(Ghostface Killah, “Daytona 500”)
I mean, come on. What’s Ghost talking about? Who cares? This dude is a lyrical shape-shifter: he takes on the proportions of whatever he’s spitting. So in this case, he becomes a kind of Biblical super-antihero. Not bad.
6) “FUCK being hard, Posdnuos is complicated!”
(Posdnuos of De La Soul, “In The Woods”)
Plug One is one of a kind, and 1993’s “Buhloone Mind State” saw him at his most esoteric. He was pissed off, too, and he’s the kind of rapper who makes the most of feeling backed into a corner.
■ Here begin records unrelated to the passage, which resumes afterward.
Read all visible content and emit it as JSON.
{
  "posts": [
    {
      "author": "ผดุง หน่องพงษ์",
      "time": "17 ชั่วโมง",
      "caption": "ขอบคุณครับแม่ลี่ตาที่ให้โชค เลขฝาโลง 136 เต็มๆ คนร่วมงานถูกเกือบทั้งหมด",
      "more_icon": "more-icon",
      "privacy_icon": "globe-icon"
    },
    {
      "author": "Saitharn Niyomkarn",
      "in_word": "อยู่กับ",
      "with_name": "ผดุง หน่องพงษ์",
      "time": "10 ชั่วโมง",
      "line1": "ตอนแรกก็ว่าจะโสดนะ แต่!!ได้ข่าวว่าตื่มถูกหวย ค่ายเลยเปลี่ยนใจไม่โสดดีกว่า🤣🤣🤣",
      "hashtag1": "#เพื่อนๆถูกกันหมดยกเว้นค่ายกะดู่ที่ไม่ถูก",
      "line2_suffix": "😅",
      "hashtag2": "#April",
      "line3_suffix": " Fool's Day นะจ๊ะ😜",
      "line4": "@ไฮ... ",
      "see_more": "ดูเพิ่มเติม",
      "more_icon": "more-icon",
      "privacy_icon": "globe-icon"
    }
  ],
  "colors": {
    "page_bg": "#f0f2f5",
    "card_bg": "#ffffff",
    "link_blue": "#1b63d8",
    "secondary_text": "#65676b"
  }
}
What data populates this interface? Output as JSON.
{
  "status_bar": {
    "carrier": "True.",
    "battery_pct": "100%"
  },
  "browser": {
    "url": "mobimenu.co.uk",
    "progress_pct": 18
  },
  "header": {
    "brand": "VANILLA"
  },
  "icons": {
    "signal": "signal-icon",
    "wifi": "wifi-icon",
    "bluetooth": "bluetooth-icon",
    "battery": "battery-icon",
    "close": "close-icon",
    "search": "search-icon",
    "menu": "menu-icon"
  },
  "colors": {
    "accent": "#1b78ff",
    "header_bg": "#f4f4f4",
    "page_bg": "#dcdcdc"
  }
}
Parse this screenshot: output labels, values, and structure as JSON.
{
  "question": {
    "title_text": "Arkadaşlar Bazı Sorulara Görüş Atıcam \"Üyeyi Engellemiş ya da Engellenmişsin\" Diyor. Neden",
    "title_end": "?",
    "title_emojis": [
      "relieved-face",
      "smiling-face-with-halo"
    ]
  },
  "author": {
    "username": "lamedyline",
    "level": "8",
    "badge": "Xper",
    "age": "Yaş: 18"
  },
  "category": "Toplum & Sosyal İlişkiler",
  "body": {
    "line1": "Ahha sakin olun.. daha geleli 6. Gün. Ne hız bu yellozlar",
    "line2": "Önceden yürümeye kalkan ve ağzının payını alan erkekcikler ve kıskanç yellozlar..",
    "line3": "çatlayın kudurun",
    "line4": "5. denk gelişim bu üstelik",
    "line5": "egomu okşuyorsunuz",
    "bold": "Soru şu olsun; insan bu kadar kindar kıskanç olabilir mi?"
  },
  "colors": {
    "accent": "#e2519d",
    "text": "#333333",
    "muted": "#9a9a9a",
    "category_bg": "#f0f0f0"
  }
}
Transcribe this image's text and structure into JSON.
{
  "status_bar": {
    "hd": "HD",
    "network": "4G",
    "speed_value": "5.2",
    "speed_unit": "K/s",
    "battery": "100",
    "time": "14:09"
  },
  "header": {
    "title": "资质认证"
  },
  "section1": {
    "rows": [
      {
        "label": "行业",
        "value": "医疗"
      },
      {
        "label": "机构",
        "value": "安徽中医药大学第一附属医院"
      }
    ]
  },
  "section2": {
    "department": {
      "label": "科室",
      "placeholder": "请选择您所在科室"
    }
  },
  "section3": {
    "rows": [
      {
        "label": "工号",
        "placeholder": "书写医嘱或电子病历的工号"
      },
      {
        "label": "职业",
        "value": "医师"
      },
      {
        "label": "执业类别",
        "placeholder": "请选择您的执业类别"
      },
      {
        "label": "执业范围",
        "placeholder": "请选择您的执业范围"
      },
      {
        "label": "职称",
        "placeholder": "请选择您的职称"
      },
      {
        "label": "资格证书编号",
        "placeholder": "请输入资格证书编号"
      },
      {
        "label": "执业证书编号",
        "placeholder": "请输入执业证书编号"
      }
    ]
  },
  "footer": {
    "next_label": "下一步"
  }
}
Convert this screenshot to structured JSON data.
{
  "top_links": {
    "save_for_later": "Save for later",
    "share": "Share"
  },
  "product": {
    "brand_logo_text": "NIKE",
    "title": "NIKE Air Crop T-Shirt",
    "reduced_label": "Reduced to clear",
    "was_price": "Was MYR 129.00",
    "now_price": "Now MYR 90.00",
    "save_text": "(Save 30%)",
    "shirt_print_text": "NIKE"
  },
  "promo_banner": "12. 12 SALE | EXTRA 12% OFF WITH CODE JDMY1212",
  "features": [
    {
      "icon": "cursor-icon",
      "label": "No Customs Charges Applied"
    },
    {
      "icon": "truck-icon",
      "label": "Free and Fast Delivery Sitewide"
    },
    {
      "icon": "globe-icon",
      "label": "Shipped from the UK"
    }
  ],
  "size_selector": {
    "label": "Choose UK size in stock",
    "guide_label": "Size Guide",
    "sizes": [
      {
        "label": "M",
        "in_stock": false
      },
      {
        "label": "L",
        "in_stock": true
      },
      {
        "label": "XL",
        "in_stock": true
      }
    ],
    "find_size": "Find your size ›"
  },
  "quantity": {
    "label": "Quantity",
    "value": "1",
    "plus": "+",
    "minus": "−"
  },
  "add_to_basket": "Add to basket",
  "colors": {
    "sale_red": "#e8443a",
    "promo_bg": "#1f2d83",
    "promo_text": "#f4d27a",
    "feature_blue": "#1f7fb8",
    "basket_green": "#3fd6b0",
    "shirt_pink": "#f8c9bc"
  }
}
For most of this album he spits lyrics that are heavily coded, but this one’s a clear and simple statement, a repudiation of the gangsta/hood clichés that were encroaching steadily on De La’s brand of middle-class bohemian hip hop at the time.
7) “Now you see that I’m sixty-eight inches above sea level /
Ninety-three million miles above these devils”
(Ladybug Mecca of Digable Planets, “9th Wonder (Blackitolism)”)
I know that Diggedy loves this one. “Blowout Comb” is a classic case of a slept-on brilliant follow up to a good-but-inferior hit record. (Faith No More’s “Angel Dust” is the quintessential rock example, in my mind.) And I just love how Ladybug mixes humble personal details with terrestrial physics and Five-Percent-Nation imagery. One of the sexiest lines in hip hop that isn’t about sex.
8) “A child is born with no state of mind /
Blind to the ways of mankind”
(Melle Mel on “The Message” by Grandmaster Flash & The Furious Five)
This line starts off the final and most haunting verse in this pioneering social commentary anthem, and it contains so much wisdom. I always realize newly, listening to it, that there’s a faulty assumption in the way we mostly look at poverty and urban squalor and suffering in general – thinking that it has anything to do whatsoever with inherent racial tendencies. (Like there’s now a widespread belief that Native Americans are genetically predisposed towards alcoholism – as if the stress of genocide and dislocation isn’t sufficient to explain it.) We may not THINK we think this way, but if we examine our hidden beliefs, that subtle racism can sometimes be found – it provides a convenient explanation for why certain groups seem to have it so hard. Here Melle Mel reminds us, or me at least, that all children have infinite possibilities – until they get born into our physical world and inherit its cruelty and unjust distribution of opportunities. The rest of the verse is a sad litany of consequences, ending with a grisly suicide in prison. But without this opening line, the whole thing wouldn’t be as tragic, or as profound.
That's all for now. What, do you want more?!!!
See you on the 29th, when I can't wait to hear many more of my favorite lyrics performed by some of my favorite performers. Including me.
-da one dem call RDJ